Diabetes is a complex, serious, chronic (long-lasting) condition. It can have substantial effects on many parts of the body including the eyes, nerves, brain, kidneys, heart and limbs. These effects are largely the result of damage to blood vessels.
Diabetes is a very serious condition. A critical aspect of diabetes is that, although it cannot be cured, the complications and related health problems can be significantly reduced or prevented in the vast majority of people. Managing the condition requires support from a number of different health professionals
Diabetes requires daily self-management and personal responsibility including the optimal management of blood glucose levels, blood lipid levels, careful attention to diet, weight management, and regular physical activity.
Three main types of diabetes:
Type 1 diabetes is an autoimmune condition in which the immune system is activated to destroy the cells in the pancreas, which produce insulin. It is not known what causes this autoimmune reaction. Type 1 diabetes is not linked to modifiable lifestyle factors and cannot be prevented. Type 1 diabetes can occur at any age though onset is commonly in children, adolescents and young adults. All people with type 1 diabetes need insulin therapy to survive.
Type 2 diabetes is a chronic condition in which the body becomes resistant to the normal effects of insulin and/or gradually loses the capacity to produce enough insulin in the pancreas. Type 2 diabetes is associated with modifiable lifestyle risk factors (overweight/obesity, unhealthy diet, physical inactivity, stress). Type 2 diabetes also runs in families. It commonly develops in adults, although it is becoming more common among children and young adults.
Gestational diabetes is a type of diabetes that occurs during pregnancy and affects 5-10% of pregnancies in Australia.

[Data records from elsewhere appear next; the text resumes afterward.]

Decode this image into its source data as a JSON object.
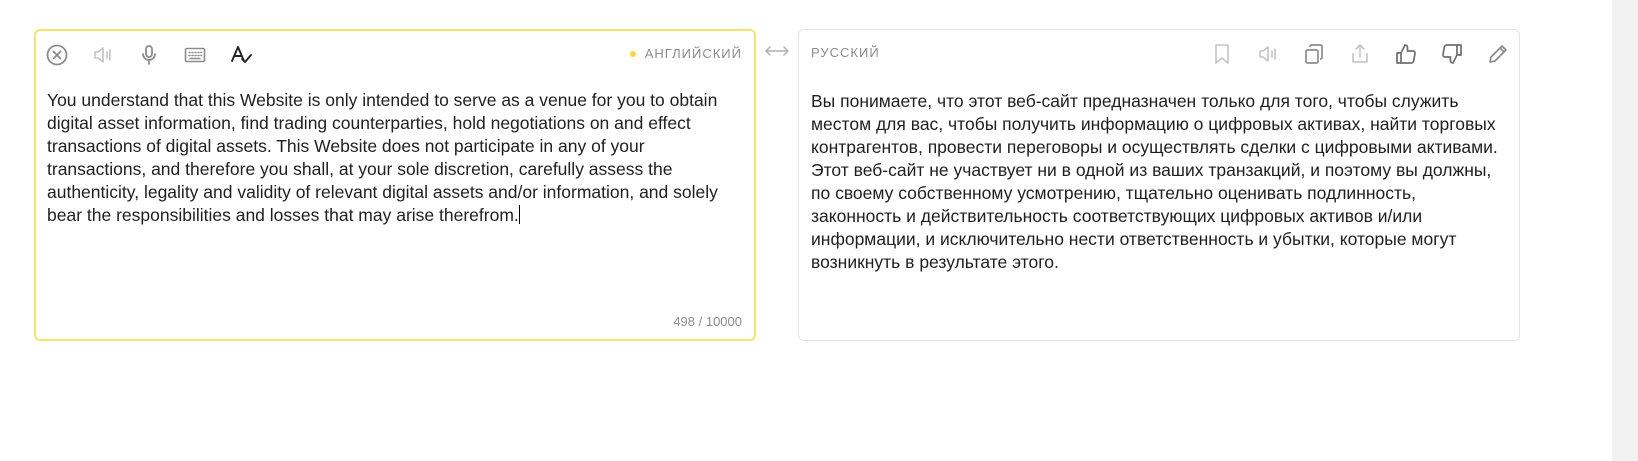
{
  "source": {
    "language": "АНГЛИЙСКИЙ",
    "text": "You understand that this Website is only intended to serve as a venue for you to obtain digital asset information, find trading counterparties, hold negotiations on and effect transactions of digital assets. This Website does not participate in any of your transactions, and therefore you shall, at your sole discretion, carefully assess the authenticity, legality and validity of relevant digital assets and/or information, and solely bear the responsibilities and losses that may arise therefrom.",
    "counter": "498 / 10000",
    "toolbar_icons": [
      "clear-icon",
      "speaker-icon",
      "microphone-icon",
      "keyboard-icon",
      "spellcheck-icon"
    ]
  },
  "target": {
    "language": "РУССКИЙ",
    "text": "Вы понимаете, что этот веб-сайт предназначен только для того, чтобы служить местом для вас, чтобы получить информацию о цифровых активах, найти торговых контрагентов, провести переговоры и осуществлять сделки с цифровыми активами. Этот веб-сайт не участвует ни в одной из ваших транзакций, и поэтому вы должны, по своему собственному усмотрению, тщательно оценивать подлинность, законность и действительность соответствующих цифровых активов и/или информации, и исключительно нести ответственность и убытки, которые могут возникнуть в результате этого.",
    "toolbar_icons": [
      "bookmark-icon",
      "speaker-icon",
      "copy-icon",
      "share-icon",
      "thumbs-up-icon",
      "thumbs-down-icon",
      "edit-icon"
    ]
  },
  "colors": {
    "accent": "#fae36a",
    "dot": "#fdd835",
    "icon": "#a6a6a6",
    "text": "#1f1f1f",
    "muted": "#8c8c8c"
  }
}
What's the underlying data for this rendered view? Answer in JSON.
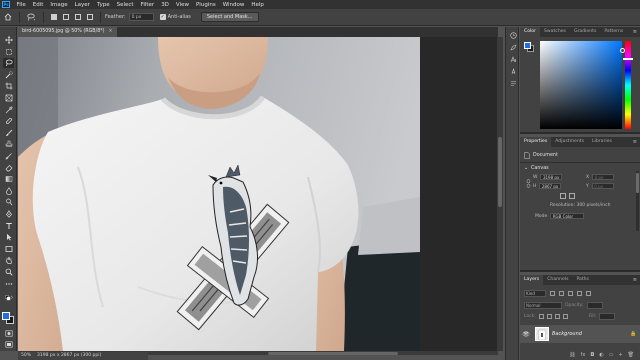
{
  "menu": {
    "logo": "Ps",
    "items": [
      "File",
      "Edit",
      "Image",
      "Layer",
      "Type",
      "Select",
      "Filter",
      "3D",
      "View",
      "Plugins",
      "Window",
      "Help"
    ]
  },
  "options": {
    "feather_label": "Feather:",
    "feather_value": "0 px",
    "anti_alias_label": "Anti-alias",
    "select_mask_label": "Select and Mask..."
  },
  "document": {
    "tab_title": "bird-6005095.jpg @ 50% (RGB/8*)",
    "tab_close": "×"
  },
  "status": {
    "zoom": "50%",
    "doc_size": "3198 px x 2867 px (300 ppi)"
  },
  "color_panel": {
    "tabs": [
      "Color",
      "Swatches",
      "Gradients",
      "Patterns"
    ],
    "foreground": "#1f6ee8",
    "background": "#1a1a1a"
  },
  "properties_panel": {
    "tabs": [
      "Properties",
      "Adjustments",
      "Libraries"
    ],
    "doc_label": "Document",
    "canvas_label": "Canvas",
    "width_label": "W",
    "width_value": "3198 px",
    "height_label": "H",
    "height_value": "2867 px",
    "x_label": "X",
    "x_value": "0 px",
    "y_label": "Y",
    "y_value": "0 px",
    "resolution": "Resolution: 300 pixels/inch",
    "mode_label": "Mode",
    "mode_value": "RGB Color"
  },
  "layers_panel": {
    "tabs": [
      "Layers",
      "Channels",
      "Paths"
    ],
    "kind_label": "Kind",
    "blend_label": "Normal",
    "opacity_label": "Opacity:",
    "lock_label": "Lock:",
    "fill_label": "Fill:",
    "layer_name": "Background"
  }
}
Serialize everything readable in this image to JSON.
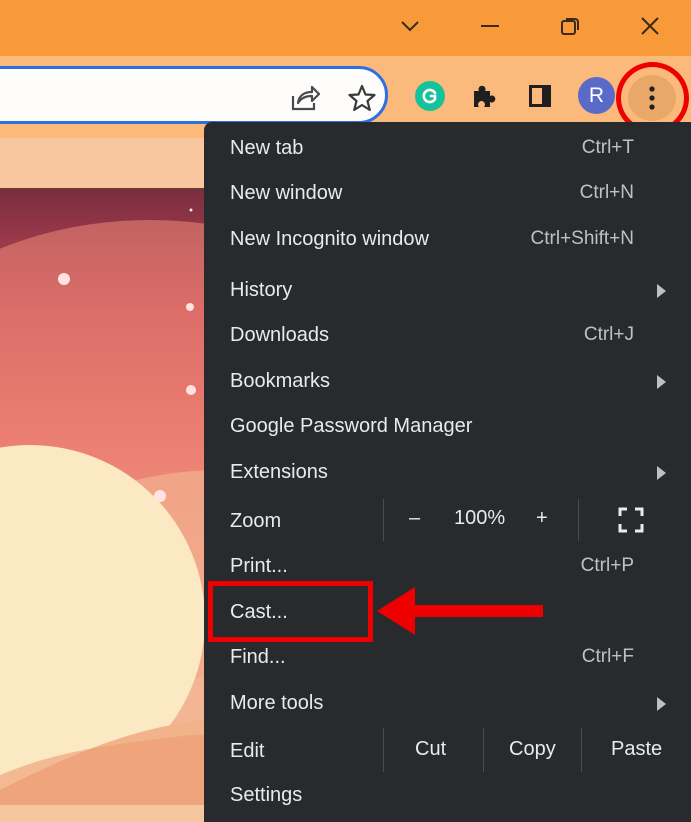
{
  "window_controls": {
    "tab_search_icon": "chevron-down-icon",
    "minimize_icon": "minimize-icon",
    "restore_icon": "restore-icon",
    "close_icon": "close-icon"
  },
  "toolbar": {
    "share_icon": "share-icon",
    "bookmark_icon": "star-icon",
    "extensions": [
      "grammarly-icon",
      "puzzle-icon",
      "side-panel-icon"
    ],
    "profile_initial": "R",
    "menu_icon": "vertical-dots-icon"
  },
  "menu": {
    "new_tab": {
      "label": "New tab",
      "shortcut": "Ctrl+T"
    },
    "new_window": {
      "label": "New window",
      "shortcut": "Ctrl+N"
    },
    "new_incognito": {
      "label": "New Incognito window",
      "shortcut": "Ctrl+Shift+N"
    },
    "history": {
      "label": "History"
    },
    "downloads": {
      "label": "Downloads",
      "shortcut": "Ctrl+J"
    },
    "bookmarks": {
      "label": "Bookmarks"
    },
    "password_manager": {
      "label": "Google Password Manager"
    },
    "extensions": {
      "label": "Extensions"
    },
    "zoom": {
      "label": "Zoom",
      "minus": "–",
      "value": "100%",
      "plus": "+"
    },
    "print": {
      "label": "Print...",
      "shortcut": "Ctrl+P"
    },
    "cast": {
      "label": "Cast..."
    },
    "find": {
      "label": "Find...",
      "shortcut": "Ctrl+F"
    },
    "more_tools": {
      "label": "More tools"
    },
    "edit": {
      "label": "Edit",
      "cut": "Cut",
      "copy": "Copy",
      "paste": "Paste"
    },
    "settings": {
      "label": "Settings"
    }
  },
  "colors": {
    "titlebar": "#f99a3a",
    "menu_bg": "#292a2d",
    "highlight": "#ee0000",
    "omnibox_border": "#2f6fe4"
  }
}
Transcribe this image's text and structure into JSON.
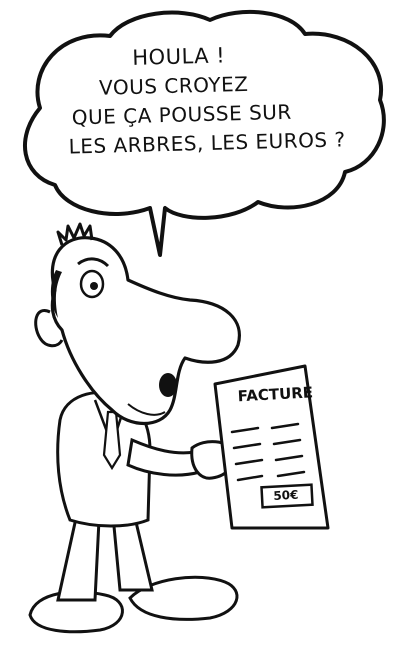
{
  "speech_bubble": {
    "lines": [
      "HOULA !",
      "VOUS CROYEZ",
      "QUE ÇA POUSSE SUR",
      "LES ARBRES, LES EUROS ?"
    ]
  },
  "invoice": {
    "title": "FACTURE",
    "amount": "50€"
  }
}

This condition normally disappears after the baby is born, however both the mother and the baby have a higher chance of developing type 2 diabetes later in life.